It’s also worth mentioning that this book provides a refreshing change of pace from the chatty, vague style currently in vogue for ‘accessible’ books on the mind/brain. Rather than talking down to his readers or waxing poetic about the ineffable wondrousness of life, Flanagan makes the book accessible by explaining himself in language that is both evocative and clear. As a consequence he is able to retain much of the precision and directness of a more narrowly-aimed academic work, which will be a relief to those readers familiar with the subject who just want to find out what Flanagan is up to. At the same time, he takes advantage of the intimate nature of the subject matter – along with the fact that he has to use his own dreams as examples, since, as he tells us in the introduction, nobody else was willing to let him recount their dreams in print – to lend an unusually intimate and personal tone to the book. Flanagan himself is a quirky and complex character, and Dreaming Souls is suffused with his personality. He makes the reader his confidant, and stylistically this is quite compelling. I must admit, though, that by the end I was a bit worried on Flanagan’s behalf: a consequence of his personal style, and one that he must have foreseen, is that he may find strangers sending him email and approaching him at conferences to offer him unsolicited psychoanalysis. Accepting this burden for the sake of his readers’ entertainment was a noble sacrifice indeed.

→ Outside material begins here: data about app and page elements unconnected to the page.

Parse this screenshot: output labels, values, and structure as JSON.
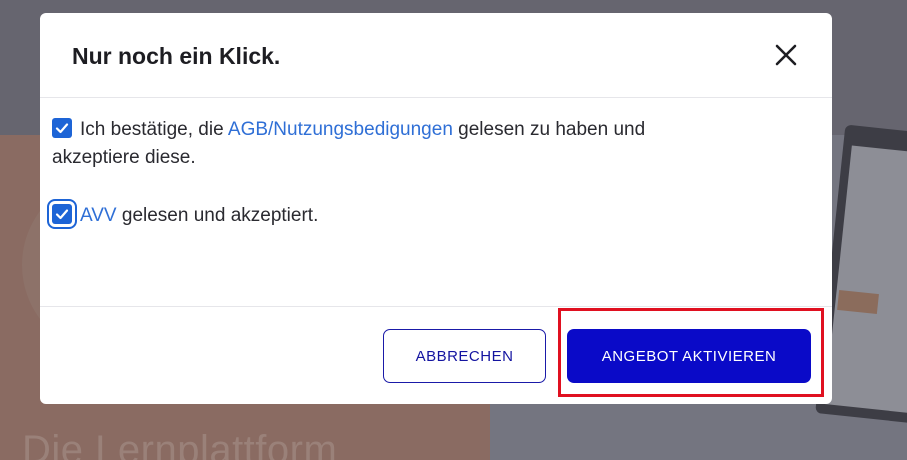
{
  "background": {
    "headline": "Die Lernplattform"
  },
  "modal": {
    "title": "Nur noch ein Klick.",
    "close_icon": "close-icon",
    "terms": {
      "checked": true,
      "text_before": "Ich bestätige, die ",
      "link": "AGB/Nutzungsbedigungen",
      "text_after": " gelesen zu haben und akzeptiere diese."
    },
    "avv": {
      "checked": true,
      "link": "AVV",
      "text_after": " gelesen und akzeptiert."
    },
    "cancel_label": "ABBRECHEN",
    "confirm_label": "ANGEBOT AKTIVIEREN"
  },
  "colors": {
    "primary": "#0a0ac8",
    "link": "#2f6fd6",
    "checkbox": "#1d64d6",
    "highlight": "#e01020"
  }
}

© Ilya Farber 2002
Ilya Farber is an Assistant Professor of Philosophy at George Washington University in Washington, D.C.
•• Dreaming Souls: Sleep, Dreams and the Evolution of the Conscious Mind, by Owen Flanagan (New York: Oxford University Press, 2000; ISBN 0- 19-512687-4)